■ EXERCISE: Where does the word "this" appear in the data? Copy every line that holds it.

Collected data
___

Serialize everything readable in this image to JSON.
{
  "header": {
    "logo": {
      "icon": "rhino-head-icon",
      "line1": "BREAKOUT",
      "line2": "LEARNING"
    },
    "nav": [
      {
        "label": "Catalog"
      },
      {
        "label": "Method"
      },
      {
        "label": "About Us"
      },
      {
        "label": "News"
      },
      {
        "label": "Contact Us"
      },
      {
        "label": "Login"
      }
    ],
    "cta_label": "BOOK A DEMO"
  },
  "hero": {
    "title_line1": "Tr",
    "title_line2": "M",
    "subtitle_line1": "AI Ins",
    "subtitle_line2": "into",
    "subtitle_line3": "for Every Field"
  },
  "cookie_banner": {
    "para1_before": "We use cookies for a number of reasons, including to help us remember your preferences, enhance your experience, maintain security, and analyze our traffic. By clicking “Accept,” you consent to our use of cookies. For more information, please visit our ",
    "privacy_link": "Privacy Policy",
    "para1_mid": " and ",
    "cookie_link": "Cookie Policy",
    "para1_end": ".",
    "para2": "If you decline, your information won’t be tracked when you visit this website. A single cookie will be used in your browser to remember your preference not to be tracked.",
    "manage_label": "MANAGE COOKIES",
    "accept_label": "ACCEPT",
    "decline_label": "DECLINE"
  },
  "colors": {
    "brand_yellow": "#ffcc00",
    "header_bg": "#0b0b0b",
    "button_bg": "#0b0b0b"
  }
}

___

■ TASK ANSWER:
Serialize everything readable in this image to JSON.
    "para2": "If you decline, your information won’t be tracked when you visit this website. A single cookie will be used in your browser to remember your preference not to be tracked.",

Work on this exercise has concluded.